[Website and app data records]
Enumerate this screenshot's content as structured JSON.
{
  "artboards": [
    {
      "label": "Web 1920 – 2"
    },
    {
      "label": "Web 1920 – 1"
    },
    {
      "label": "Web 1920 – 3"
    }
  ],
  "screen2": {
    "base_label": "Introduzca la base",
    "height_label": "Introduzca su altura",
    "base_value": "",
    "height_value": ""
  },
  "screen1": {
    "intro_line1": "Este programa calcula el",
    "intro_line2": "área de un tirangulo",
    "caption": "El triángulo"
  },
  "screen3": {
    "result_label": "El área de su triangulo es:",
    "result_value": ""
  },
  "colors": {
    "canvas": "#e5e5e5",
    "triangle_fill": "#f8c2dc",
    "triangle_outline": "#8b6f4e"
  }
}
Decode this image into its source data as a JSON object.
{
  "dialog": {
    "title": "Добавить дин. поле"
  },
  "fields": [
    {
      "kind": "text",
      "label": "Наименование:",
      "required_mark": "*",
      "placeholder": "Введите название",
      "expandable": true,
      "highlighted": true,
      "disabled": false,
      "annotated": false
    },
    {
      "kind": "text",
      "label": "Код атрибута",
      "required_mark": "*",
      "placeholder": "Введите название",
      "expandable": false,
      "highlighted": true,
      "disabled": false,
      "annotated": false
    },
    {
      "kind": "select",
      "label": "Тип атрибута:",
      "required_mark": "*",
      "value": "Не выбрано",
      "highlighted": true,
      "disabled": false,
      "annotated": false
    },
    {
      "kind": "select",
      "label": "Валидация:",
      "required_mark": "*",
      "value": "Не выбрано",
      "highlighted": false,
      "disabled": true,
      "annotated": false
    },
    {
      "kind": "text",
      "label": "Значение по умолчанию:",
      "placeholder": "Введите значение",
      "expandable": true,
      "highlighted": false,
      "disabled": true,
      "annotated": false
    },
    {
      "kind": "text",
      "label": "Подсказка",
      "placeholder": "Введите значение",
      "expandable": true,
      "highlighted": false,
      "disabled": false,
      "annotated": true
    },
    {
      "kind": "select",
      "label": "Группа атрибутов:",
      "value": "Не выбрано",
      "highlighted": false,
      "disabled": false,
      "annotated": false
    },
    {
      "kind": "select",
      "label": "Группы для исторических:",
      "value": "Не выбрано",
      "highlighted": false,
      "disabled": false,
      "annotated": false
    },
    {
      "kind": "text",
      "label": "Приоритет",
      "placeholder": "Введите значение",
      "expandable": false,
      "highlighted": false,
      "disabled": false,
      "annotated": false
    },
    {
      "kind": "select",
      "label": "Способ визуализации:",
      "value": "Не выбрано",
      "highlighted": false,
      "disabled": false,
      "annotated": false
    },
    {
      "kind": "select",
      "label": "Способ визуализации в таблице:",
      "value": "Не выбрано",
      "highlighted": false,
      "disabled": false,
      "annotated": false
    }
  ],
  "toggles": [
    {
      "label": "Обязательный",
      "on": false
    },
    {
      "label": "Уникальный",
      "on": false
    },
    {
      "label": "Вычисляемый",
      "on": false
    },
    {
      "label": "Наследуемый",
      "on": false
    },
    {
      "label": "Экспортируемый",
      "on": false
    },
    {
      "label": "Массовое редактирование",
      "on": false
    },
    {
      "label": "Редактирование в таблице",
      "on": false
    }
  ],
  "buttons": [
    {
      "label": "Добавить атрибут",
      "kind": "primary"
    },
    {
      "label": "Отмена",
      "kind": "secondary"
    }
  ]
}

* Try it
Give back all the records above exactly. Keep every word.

* Solution for this problem
Enumerate this screenshot's content as structured JSON.
{
  "artboards": [
    {
      "label": "Web 1920 – 2"
    },
    {
      "label": "Web 1920 – 1"
    },
    {
      "label": "Web 1920 – 3"
    }
  ],
  "screen2": {
    "base_label": "Introduzca la base",
    "height_label": "Introduzca su altura",
    "base_value": "",
    "height_value": ""
  },
  "screen1": {
    "intro_line1": "Este programa calcula el",
    "intro_line2": "área de un tirangulo",
    "caption": "El triángulo"
  },
  "screen3": {
    "result_label": "El área de su triangulo es:",
    "result_value": ""
  },
  "colors": {
    "canvas": "#e5e5e5",
    "triangle_fill": "#f8c2dc",
    "triangle_outline": "#8b6f4e"
  }
}
Decode this image into its source data as a JSON object.
{
  "dialog": {
    "title": "Добавить дин. поле"
  },
  "fields": [
    {
      "kind": "text",
      "label": "Наименование:",
      "required_mark": "*",
      "placeholder": "Введите название",
      "expandable": true,
      "highlighted": true,
      "disabled": false,
      "annotated": false
    },
    {
      "kind": "text",
      "label": "Код атрибута",
      "required_mark": "*",
      "placeholder": "Введите название",
      "expandable": false,
      "highlighted": true,
      "disabled": false,
      "annotated": false
    },
    {
      "kind": "select",
      "label": "Тип атрибута:",
      "required_mark": "*",
      "value": "Не выбрано",
      "highlighted": true,
      "disabled": false,
      "annotated": false
    },
    {
      "kind": "select",
      "label": "Валидация:",
      "required_mark": "*",
      "value": "Не выбрано",
      "highlighted": false,
      "disabled": true,
      "annotated": false
    },
    {
      "kind": "text",
      "label": "Значение по умолчанию:",
      "placeholder": "Введите значение",
      "expandable": true,
      "highlighted": false,
      "disabled": true,
      "annotated": false
    },
    {
      "kind": "text",
      "label": "Подсказка",
      "placeholder": "Введите значение",
      "expandable": true,
      "highlighted": false,
      "disabled": false,
      "annotated": true
    },
    {
      "kind": "select",
      "label": "Группа атрибутов:",
      "value": "Не выбрано",
      "highlighted": false,
      "disabled": false,
      "annotated": false
    },
    {
      "kind": "select",
      "label": "Группы для исторических:",
      "value": "Не выбрано",
      "highlighted": false,
      "disabled": false,
      "annotated": false
    },
    {
      "kind": "text",
      "label": "Приоритет",
      "placeholder": "Введите значение",
      "expandable": false,
      "highlighted": false,
      "disabled": false,
      "annotated": false
    },
    {
      "kind": "select",
      "label": "Способ визуализации:",
      "value": "Не выбрано",
      "highlighted": false,
      "disabled": false,
      "annotated": false
    },
    {
      "kind": "select",
      "label": "Способ визуализации в таблице:",
      "value": "Не выбрано",
      "highlighted": false,
      "disabled": false,
      "annotated": false
    }
  ],
  "toggles": [
    {
      "label": "Обязательный",
      "on": false
    },
    {
      "label": "Уникальный",
      "on": false
    },
    {
      "label": "Вычисляемый",
      "on": false
    },
    {
      "label": "Наследуемый",
      "on": false
    },
    {
      "label": "Экспортируемый",
      "on": false
    },
    {
      "label": "Массовое редактирование",
      "on": false
    },
    {
      "label": "Редактирование в таблице",
      "on": false
    }
  ],
  "buttons": [
    {
      "label": "Добавить атрибут",
      "kind": "primary"
    },
    {
      "label": "Отмена",
      "kind": "secondary"
    }
  ]
}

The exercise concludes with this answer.